- Opening Delimiter -
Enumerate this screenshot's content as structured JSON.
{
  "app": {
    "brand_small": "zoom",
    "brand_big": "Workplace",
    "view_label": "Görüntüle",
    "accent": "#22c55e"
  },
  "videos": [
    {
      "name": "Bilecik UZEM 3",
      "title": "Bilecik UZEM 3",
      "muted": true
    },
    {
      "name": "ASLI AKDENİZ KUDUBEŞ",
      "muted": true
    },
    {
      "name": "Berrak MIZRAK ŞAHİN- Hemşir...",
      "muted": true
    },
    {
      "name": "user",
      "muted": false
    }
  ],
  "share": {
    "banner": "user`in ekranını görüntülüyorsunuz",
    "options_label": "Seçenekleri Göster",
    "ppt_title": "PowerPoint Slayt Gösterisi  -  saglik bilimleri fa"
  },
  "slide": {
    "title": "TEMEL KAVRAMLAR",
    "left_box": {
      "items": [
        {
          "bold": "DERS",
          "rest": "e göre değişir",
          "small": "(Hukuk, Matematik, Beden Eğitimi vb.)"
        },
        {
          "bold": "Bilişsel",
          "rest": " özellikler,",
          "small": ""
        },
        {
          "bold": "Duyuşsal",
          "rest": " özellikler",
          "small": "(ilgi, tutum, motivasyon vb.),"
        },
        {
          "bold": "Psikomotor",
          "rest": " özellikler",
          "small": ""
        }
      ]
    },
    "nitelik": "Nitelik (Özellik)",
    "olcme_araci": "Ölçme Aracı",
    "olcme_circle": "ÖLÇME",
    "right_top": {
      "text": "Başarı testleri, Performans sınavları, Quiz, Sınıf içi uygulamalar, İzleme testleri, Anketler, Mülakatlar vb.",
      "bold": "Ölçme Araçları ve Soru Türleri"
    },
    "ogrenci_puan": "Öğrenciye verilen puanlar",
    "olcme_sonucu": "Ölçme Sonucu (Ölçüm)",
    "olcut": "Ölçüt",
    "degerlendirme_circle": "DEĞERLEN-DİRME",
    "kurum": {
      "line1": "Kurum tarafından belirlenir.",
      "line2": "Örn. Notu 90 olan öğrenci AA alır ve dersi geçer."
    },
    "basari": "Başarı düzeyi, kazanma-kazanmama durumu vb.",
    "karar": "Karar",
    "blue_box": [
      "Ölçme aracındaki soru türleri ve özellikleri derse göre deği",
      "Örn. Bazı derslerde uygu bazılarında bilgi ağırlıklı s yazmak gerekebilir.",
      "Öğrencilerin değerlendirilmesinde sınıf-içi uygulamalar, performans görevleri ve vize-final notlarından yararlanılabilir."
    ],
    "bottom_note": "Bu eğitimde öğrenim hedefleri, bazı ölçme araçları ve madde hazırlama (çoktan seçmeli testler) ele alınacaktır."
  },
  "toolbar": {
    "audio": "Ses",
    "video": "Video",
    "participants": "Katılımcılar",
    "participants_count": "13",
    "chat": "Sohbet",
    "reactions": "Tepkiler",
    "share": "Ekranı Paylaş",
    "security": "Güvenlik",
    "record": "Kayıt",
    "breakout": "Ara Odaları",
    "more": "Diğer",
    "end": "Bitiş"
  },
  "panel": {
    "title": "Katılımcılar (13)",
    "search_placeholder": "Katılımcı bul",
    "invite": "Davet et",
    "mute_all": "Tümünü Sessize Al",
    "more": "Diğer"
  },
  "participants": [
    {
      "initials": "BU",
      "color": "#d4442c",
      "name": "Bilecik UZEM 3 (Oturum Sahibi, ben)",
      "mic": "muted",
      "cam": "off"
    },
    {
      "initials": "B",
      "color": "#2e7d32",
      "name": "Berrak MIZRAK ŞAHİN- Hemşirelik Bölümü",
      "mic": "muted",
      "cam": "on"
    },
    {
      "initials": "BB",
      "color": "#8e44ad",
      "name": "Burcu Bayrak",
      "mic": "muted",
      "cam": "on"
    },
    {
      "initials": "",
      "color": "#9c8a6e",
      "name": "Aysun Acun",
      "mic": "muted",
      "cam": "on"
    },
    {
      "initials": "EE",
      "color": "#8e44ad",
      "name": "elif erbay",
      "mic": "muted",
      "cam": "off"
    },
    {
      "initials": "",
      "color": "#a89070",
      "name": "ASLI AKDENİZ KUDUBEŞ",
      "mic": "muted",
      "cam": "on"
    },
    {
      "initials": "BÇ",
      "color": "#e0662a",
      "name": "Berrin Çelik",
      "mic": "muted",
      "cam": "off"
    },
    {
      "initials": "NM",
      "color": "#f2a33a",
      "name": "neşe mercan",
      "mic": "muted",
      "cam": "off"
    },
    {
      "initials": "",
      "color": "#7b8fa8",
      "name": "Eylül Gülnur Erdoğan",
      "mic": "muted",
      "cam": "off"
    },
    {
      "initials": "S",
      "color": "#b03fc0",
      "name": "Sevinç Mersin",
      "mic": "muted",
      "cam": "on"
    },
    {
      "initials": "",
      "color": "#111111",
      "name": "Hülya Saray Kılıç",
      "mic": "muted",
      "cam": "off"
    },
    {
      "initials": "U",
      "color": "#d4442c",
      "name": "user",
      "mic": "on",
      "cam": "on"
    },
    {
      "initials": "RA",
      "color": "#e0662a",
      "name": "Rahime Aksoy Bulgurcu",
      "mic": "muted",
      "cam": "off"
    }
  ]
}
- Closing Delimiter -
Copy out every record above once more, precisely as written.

EXERCISE OUTPUT ▸
Enumerate this screenshot's content as structured JSON.
{
  "app": {
    "brand_small": "zoom",
    "brand_big": "Workplace",
    "view_label": "Görüntüle",
    "accent": "#22c55e"
  },
  "videos": [
    {
      "name": "Bilecik UZEM 3",
      "title": "Bilecik UZEM 3",
      "muted": true
    },
    {
      "name": "ASLI AKDENİZ KUDUBEŞ",
      "muted": true
    },
    {
      "name": "Berrak MIZRAK ŞAHİN- Hemşir...",
      "muted": true
    },
    {
      "name": "user",
      "muted": false
    }
  ],
  "share": {
    "banner": "user`in ekranını görüntülüyorsunuz",
    "options_label": "Seçenekleri Göster",
    "ppt_title": "PowerPoint Slayt Gösterisi  -  saglik bilimleri fa"
  },
  "slide": {
    "title": "TEMEL KAVRAMLAR",
    "left_box": {
      "items": [
        {
          "bold": "DERS",
          "rest": "e göre değişir",
          "small": "(Hukuk, Matematik, Beden Eğitimi vb.)"
        },
        {
          "bold": "Bilişsel",
          "rest": " özellikler,",
          "small": ""
        },
        {
          "bold": "Duyuşsal",
          "rest": " özellikler",
          "small": "(ilgi, tutum, motivasyon vb.),"
        },
        {
          "bold": "Psikomotor",
          "rest": " özellikler",
          "small": ""
        }
      ]
    },
    "nitelik": "Nitelik (Özellik)",
    "olcme_araci": "Ölçme Aracı",
    "olcme_circle": "ÖLÇME",
    "right_top": {
      "text": "Başarı testleri, Performans sınavları, Quiz, Sınıf içi uygulamalar, İzleme testleri, Anketler, Mülakatlar vb.",
      "bold": "Ölçme Araçları ve Soru Türleri"
    },
    "ogrenci_puan": "Öğrenciye verilen puanlar",
    "olcme_sonucu": "Ölçme Sonucu (Ölçüm)",
    "olcut": "Ölçüt",
    "degerlendirme_circle": "DEĞERLEN-DİRME",
    "kurum": {
      "line1": "Kurum tarafından belirlenir.",
      "line2": "Örn. Notu 90 olan öğrenci AA alır ve dersi geçer."
    },
    "basari": "Başarı düzeyi, kazanma-kazanmama durumu vb.",
    "karar": "Karar",
    "blue_box": [
      "Ölçme aracındaki soru türleri ve özellikleri derse göre deği",
      "Örn. Bazı derslerde uygu bazılarında bilgi ağırlıklı s yazmak gerekebilir.",
      "Öğrencilerin değerlendirilmesinde sınıf-içi uygulamalar, performans görevleri ve vize-final notlarından yararlanılabilir."
    ],
    "bottom_note": "Bu eğitimde öğrenim hedefleri, bazı ölçme araçları ve madde hazırlama (çoktan seçmeli testler) ele alınacaktır."
  },
  "toolbar": {
    "audio": "Ses",
    "video": "Video",
    "participants": "Katılımcılar",
    "participants_count": "13",
    "chat": "Sohbet",
    "reactions": "Tepkiler",
    "share": "Ekranı Paylaş",
    "security": "Güvenlik",
    "record": "Kayıt",
    "breakout": "Ara Odaları",
    "more": "Diğer",
    "end": "Bitiş"
  },
  "panel": {
    "title": "Katılımcılar (13)",
    "search_placeholder": "Katılımcı bul",
    "invite": "Davet et",
    "mute_all": "Tümünü Sessize Al",
    "more": "Diğer"
  },
  "participants": [
    {
      "initials": "BU",
      "color": "#d4442c",
      "name": "Bilecik UZEM 3 (Oturum Sahibi, ben)",
      "mic": "muted",
      "cam": "off"
    },
    {
      "initials": "B",
      "color": "#2e7d32",
      "name": "Berrak MIZRAK ŞAHİN- Hemşirelik Bölümü",
      "mic": "muted",
      "cam": "on"
    },
    {
      "initials": "BB",
      "color": "#8e44ad",
      "name": "Burcu Bayrak",
      "mic": "muted",
      "cam": "on"
    },
    {
      "initials": "",
      "color": "#9c8a6e",
      "name": "Aysun Acun",
      "mic": "muted",
      "cam": "on"
    },
    {
      "initials": "EE",
      "color": "#8e44ad",
      "name": "elif erbay",
      "mic": "muted",
      "cam": "off"
    },
    {
      "initials": "",
      "color": "#a89070",
      "name": "ASLI AKDENİZ KUDUBEŞ",
      "mic": "muted",
      "cam": "on"
    },
    {
      "initials": "BÇ",
      "color": "#e0662a",
      "name": "Berrin Çelik",
      "mic": "muted",
      "cam": "off"
    },
    {
      "initials": "NM",
      "color": "#f2a33a",
      "name": "neşe mercan",
      "mic": "muted",
      "cam": "off"
    },
    {
      "initials": "",
      "color": "#7b8fa8",
      "name": "Eylül Gülnur Erdoğan",
      "mic": "muted",
      "cam": "off"
    },
    {
      "initials": "S",
      "color": "#b03fc0",
      "name": "Sevinç Mersin",
      "mic": "muted",
      "cam": "on"
    },
    {
      "initials": "",
      "color": "#111111",
      "name": "Hülya Saray Kılıç",
      "mic": "muted",
      "cam": "off"
    },
    {
      "initials": "U",
      "color": "#d4442c",
      "name": "user",
      "mic": "on",
      "cam": "on"
    },
    {
      "initials": "RA",
      "color": "#e0662a",
      "name": "Rahime Aksoy Bulgurcu",
      "mic": "muted",
      "cam": "off"
    }
  ]
}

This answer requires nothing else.